This fact sheet is aimed primarily at people who are unhappy with issues about the way the council is administering its library services and may be considering making a complaint to the Ombudsman.
I think there is something wrong in the way the council is providing the library service in my area. Can the Ombudsman help me?
Yes, in certain circumstances. Your local council is responsible for providing a comprehensive and efficient library service for all people wanting to make use of it. Government standards suggest that public libraries should be located to provide convenient access for users, adequate opening hours, choice in books and materials, and access to electronic information resources.
We may consider complaints about faults in how the service is being run, if the faults have caused you difficulties.

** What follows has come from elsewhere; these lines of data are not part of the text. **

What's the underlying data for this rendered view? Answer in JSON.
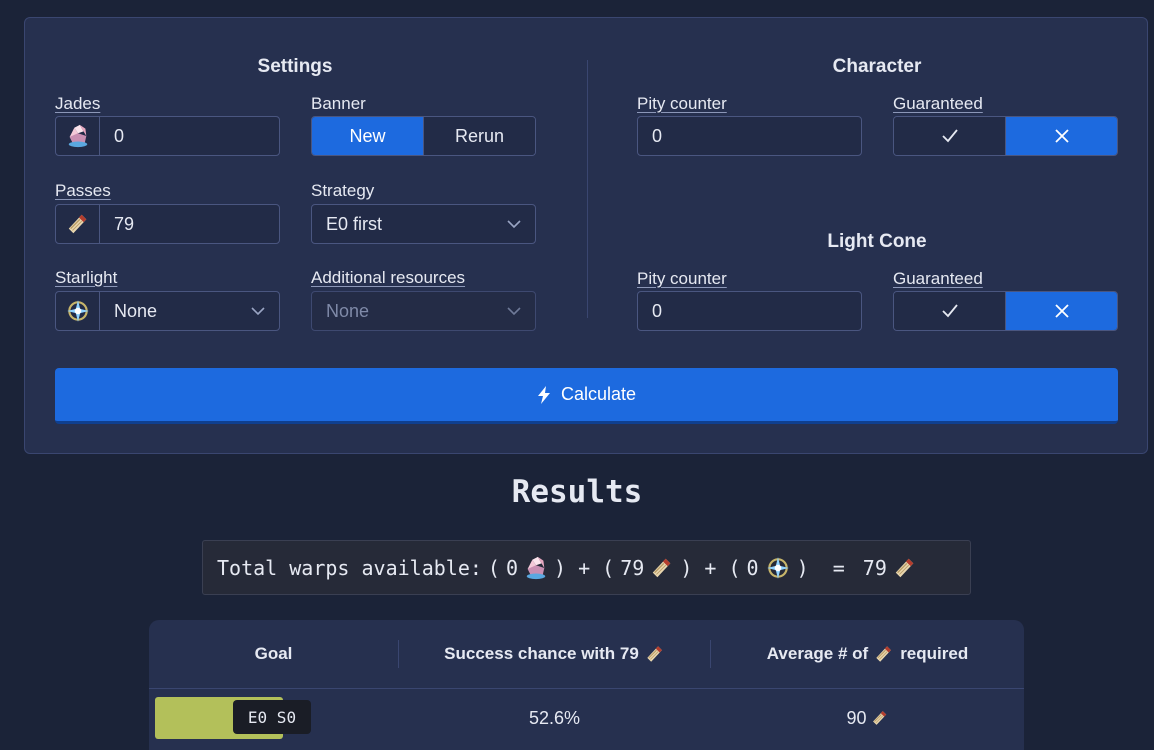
{
  "settings": {
    "title": "Settings",
    "jades": {
      "label": "Jades",
      "value": "0"
    },
    "banner": {
      "label": "Banner",
      "options": [
        "New",
        "Rerun"
      ],
      "selected": "New"
    },
    "passes": {
      "label": "Passes",
      "value": "79"
    },
    "strategy": {
      "label": "Strategy",
      "value": "E0 first"
    },
    "starlight": {
      "label": "Starlight",
      "value": "None"
    },
    "additional": {
      "label": "Additional resources",
      "value": "None"
    }
  },
  "character": {
    "title": "Character",
    "pity_label": "Pity counter",
    "pity_value": "0",
    "guaranteed_label": "Guaranteed",
    "guaranteed_selected": "no"
  },
  "light_cone": {
    "title": "Light Cone",
    "pity_label": "Pity counter",
    "pity_value": "0",
    "guaranteed_label": "Guaranteed",
    "guaranteed_selected": "no"
  },
  "calculate": {
    "label": "Calculate"
  },
  "results": {
    "title": "Results",
    "total": {
      "prefix": "Total warps available:",
      "jades": "0",
      "passes": "79",
      "starlight": "0",
      "result": "79"
    },
    "table": {
      "headers": {
        "goal": "Goal",
        "success": "Success chance with 79",
        "average_prefix": "Average # of",
        "average_suffix": "required"
      },
      "rows": [
        {
          "goal": "E0 S0",
          "success": "52.6%",
          "average": "90"
        }
      ]
    }
  },
  "colors": {
    "accent": "#1d6adf",
    "panel": "#26304f",
    "background": "#1b2338",
    "progress": "#b3c05a"
  }
}
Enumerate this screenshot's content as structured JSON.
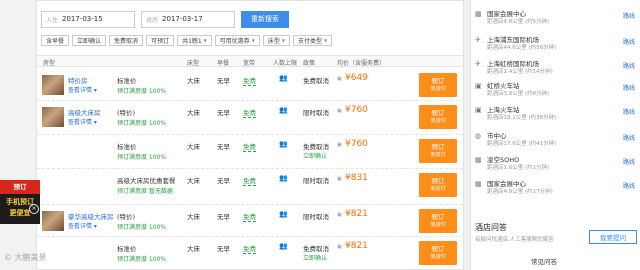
{
  "search": {
    "checkin_label": "入住",
    "checkin_value": "2017-03-15",
    "checkout_label": "退房",
    "checkout_value": "2017-03-17",
    "button": "重新搜索"
  },
  "filters": [
    {
      "label": "含早餐",
      "caret": false
    },
    {
      "label": "立即确认",
      "caret": false
    },
    {
      "label": "免费取消",
      "caret": false
    },
    {
      "label": "可预订",
      "caret": false
    },
    {
      "label": "共1晚1",
      "caret": true
    },
    {
      "label": "可用优惠券",
      "caret": true
    },
    {
      "label": "床型",
      "caret": true
    },
    {
      "label": "支付类型",
      "caret": true
    }
  ],
  "columns": {
    "room": "房型",
    "bed": "床型",
    "breakfast": "早餐",
    "wifi": "宽带",
    "people": "人数上限",
    "policy": "政策",
    "avg_price": "均价（含服务费）"
  },
  "rows": [
    {
      "room_name": "特价房",
      "room_detail": "查看详情 ▾",
      "plan": "标准价",
      "plan_sub": "预订满意度 100%",
      "bed": "大床",
      "breakfast": "无早",
      "wifi": "免费",
      "policy": "免费取消",
      "policy_sub": "",
      "price_old": "",
      "price": "¥649",
      "book": "预订",
      "book_sub": "到店付"
    },
    {
      "room_name": "高级大床房",
      "room_detail": "查看详情 ▾",
      "plan": "(特价)",
      "plan_sub": "预订满意度 100%",
      "bed": "大床",
      "breakfast": "无早",
      "wifi": "免费",
      "policy": "限时取消",
      "policy_sub": "",
      "price_old": "",
      "price": "¥760",
      "book": "预订",
      "book_sub": "到店付"
    },
    {
      "room_name": "",
      "room_detail": "",
      "plan": "标准价",
      "plan_sub": "预订满意度 100%",
      "bed": "大床",
      "breakfast": "无早",
      "wifi": "免费",
      "policy": "免费取消",
      "policy_sub": "立即确认",
      "price_old": "",
      "price": "¥760",
      "book": "预订",
      "book_sub": "到店付"
    },
    {
      "room_name": "",
      "room_detail": "",
      "plan": "高级大床房优惠套餐",
      "plan_sub": "预订满意度 暂无数据",
      "bed": "大床",
      "breakfast": "无早",
      "wifi": "免费",
      "policy": "限时取消",
      "policy_sub": "",
      "price_old": "",
      "price": "¥831",
      "book": "预订",
      "book_sub": "到店付"
    },
    {
      "room_name": "豪华高级大床房",
      "room_detail": "查看详情 ▾",
      "plan": "(特价)",
      "plan_sub": "预订满意度 100%",
      "bed": "大床",
      "breakfast": "无早",
      "wifi": "免费",
      "policy": "限时取消",
      "policy_sub": "",
      "price_old": "",
      "price": "¥821",
      "book": "预订",
      "book_sub": "到店付"
    },
    {
      "room_name": "",
      "room_detail": "",
      "plan": "标准价",
      "plan_sub": "预订满意度 100%",
      "bed": "大床",
      "breakfast": "无早",
      "wifi": "免费",
      "policy": "免费取消",
      "policy_sub": "立即确认",
      "price_old": "",
      "price": "¥821",
      "book": "预订",
      "book_sub": "到店付"
    }
  ],
  "pois": [
    {
      "icon": "building-icon",
      "name": "国家会展中心",
      "dist": "距酒店4.8公里 (约5分钟)",
      "link": "路线"
    },
    {
      "icon": "plane-icon",
      "name": "上海浦东国际机场",
      "dist": "距酒店44.6公里 (约56分钟)",
      "link": "路线"
    },
    {
      "icon": "plane-icon",
      "name": "上海虹桥国际机场",
      "dist": "距酒店2.4公里 (约14分钟)",
      "link": "路线"
    },
    {
      "icon": "train-icon",
      "name": "虹桥火车站",
      "dist": "距酒店3.8公里 (约8分钟)",
      "link": "路线"
    },
    {
      "icon": "train-icon",
      "name": "上海火车站",
      "dist": "距酒店18.1公里 (约38分钟)",
      "link": "路线"
    },
    {
      "icon": "city-icon",
      "name": "市中心",
      "dist": "距酒店17.6公里 (约41分钟)",
      "link": "路线"
    },
    {
      "icon": "building-icon",
      "name": "凌空SOHO",
      "dist": "距酒店1.6公里 (约1分钟)",
      "link": "路线"
    },
    {
      "icon": "building-icon",
      "name": "国家会展中心",
      "dist": "距酒店4.9公里 (约17分钟)",
      "link": "路线"
    }
  ],
  "qa": {
    "title": "酒店问答",
    "desc": "有疑问找酒店,人工客服帮您解答",
    "button": "我要提问",
    "common": "常见问答"
  },
  "promo": {
    "ribbon": "预订",
    "line1": "手机预订",
    "line2": "更便宜",
    "close": "×"
  },
  "watermark": "© 大鹏美景"
}
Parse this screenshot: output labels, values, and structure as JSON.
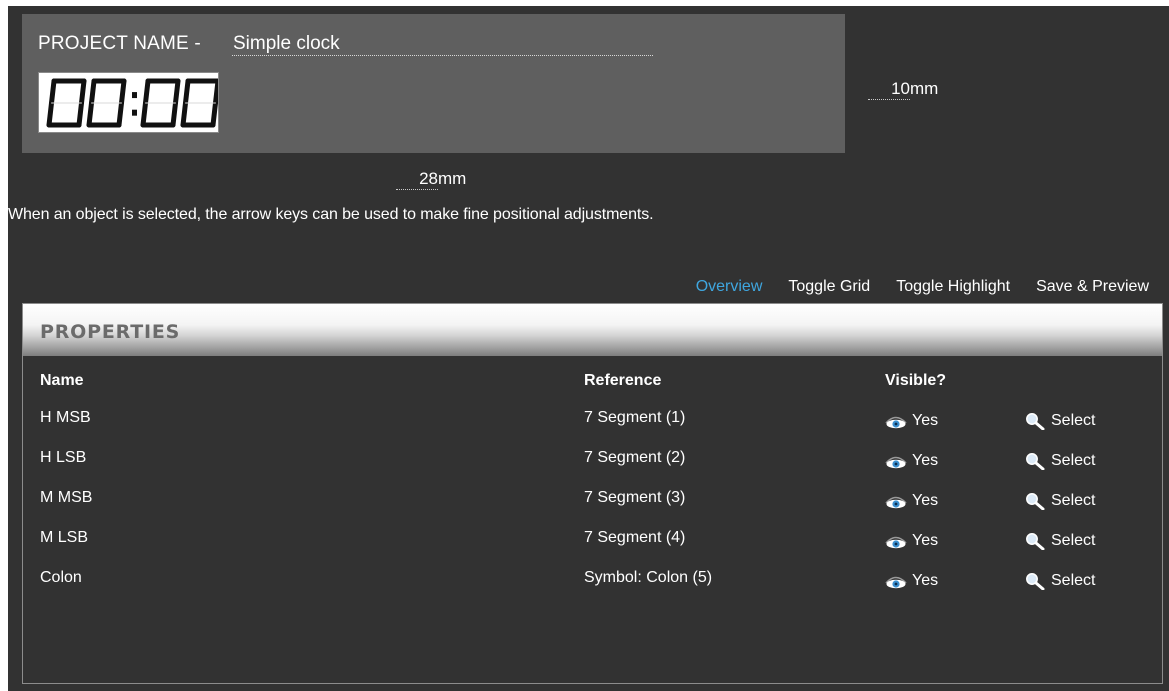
{
  "project": {
    "label": "PROJECT NAME - ",
    "name": "Simple clock"
  },
  "clock_display": "00:00",
  "dimensions": {
    "width_value": "28",
    "width_unit": "mm",
    "height_value": "10",
    "height_unit": "mm"
  },
  "hint": "When an object is selected, the arrow keys can be used to make fine positional adjustments.",
  "toolbar": {
    "overview": "Overview",
    "toggle_grid": "Toggle Grid",
    "toggle_highlight": "Toggle Highlight",
    "save_preview": "Save & Preview"
  },
  "properties": {
    "title": "PROPERTIES",
    "columns": {
      "name": "Name",
      "reference": "Reference",
      "visible": "Visible?"
    },
    "rows": [
      {
        "name": "H MSB",
        "reference": "7 Segment (1)",
        "visible": "Yes",
        "action": "Select"
      },
      {
        "name": "H LSB",
        "reference": "7 Segment (2)",
        "visible": "Yes",
        "action": "Select"
      },
      {
        "name": "M MSB",
        "reference": "7 Segment (3)",
        "visible": "Yes",
        "action": "Select"
      },
      {
        "name": "M LSB",
        "reference": "7 Segment (4)",
        "visible": "Yes",
        "action": "Select"
      },
      {
        "name": "Colon",
        "reference": "Symbol: Colon (5)",
        "visible": "Yes",
        "action": "Select"
      }
    ]
  },
  "colors": {
    "background": "#323232",
    "canvas": "#5f5f5f",
    "accent": "#3fa6df",
    "eye_icon": "#3a8fd0"
  },
  "icons": {
    "visible": "eye-icon",
    "select": "magnifier-icon"
  }
}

But it is up to each council to decide the level of funding it puts into its library service and we are unlikely to investigate complaints about cuts in services or inadequate resources. If you consider a council makes any general changes to its library services which make it no longer "comprehensive or efficient" you can complain to the Secretary of State under the Public Libraries and Museums Act 1964. Councils also have the power to make charges for many library facilities.
The council has banned me from the local library for the way I have behaved, which I think is unreasonable. Can the Ombudsman help me?
Possibly, if it appears that the council has not acted in line with any byelaws or written policy on this. But we would not uphold a complaint if the council has properly followed its procedures when excluding you from the library.
Councils can make byelaws regulating the use of library facilities and the conduct of library visitors and these must be displayed in the library. The reason for any ban should be made clear, as well as the length of time the ban is in place for.
How do I complain?
You should normally complain to the council first. Councils often have more than one stage in their complaints procedure and you will usually have to complete all stages before we will look at your complaint.
Then, if you are unhappy with the outcome, or the council is taking too long to look into the matter – we think 12 weeks is reasonable – you can complain to us.
You should normally make your complaint to us within 12 months of realising that the council has done something wrong.
If you can consider my complaint what will the Ombudsman look for?
We consider whether the council has done something wrong in the way it went about administering the library service which has caused you problems. Some of the faults we might find are that the council:
- unreasonably refused to display written material in the local library or has been inconsistent in its approach to such material
- failed to operate a clear and fair procedure for allocating internet sessions to users of the computers in the library
- failed to enable residents to make use of library materials, for example by placing some resources in parts of the library which some people cannot access and then not making alternative arrangements
- failed to have written policies on key aspects of its service, or
- failed to reply to a query or complaint.
What happens if the Ombudsman finds that the council was at fault?
Where it has been at fault and you have suffered as a result of that fault, we can recommend that the council takes action to put the matter right. Depending on what the complaint is about, we may ask the council to:
- decide if and what action is warranted and take that action within a reasonable time
- pay a financial remedy in a few cases; the amount we suggest would depend on how much you have been affected by what the council has done wrong, or
- improve procedures so that the same problems do not occur again. For example, we have asked councils to review their policy on excluding people from a public library.
Examples of some complaints we have considered
Other sources of information
The Department for Culture, Media and Sport: www.gov.uk/government/organisations/department-for-culture-media-sport have issued a policy on Supporting the library services provided by local authorities and making sure there is a national collection of published material. See www.gov.uk/government/policies/supporting-the-library-services-provided-by-local-authorities and https://www.gov.uk/government/publications/guidance-on-libraries-as-a-statutory-service/libraries-as-a-statutory-service
There is other material on the Arts Council England website: www.artscouncil.org.uk/
Your local council’s website may provide some information about its library service and may have information on the policies relating to it.
Our fact sheets give some general information about the most common type of complaints we receive but they cannot cover every situation. If you are not sure whether we can look into your complaint, please contact us.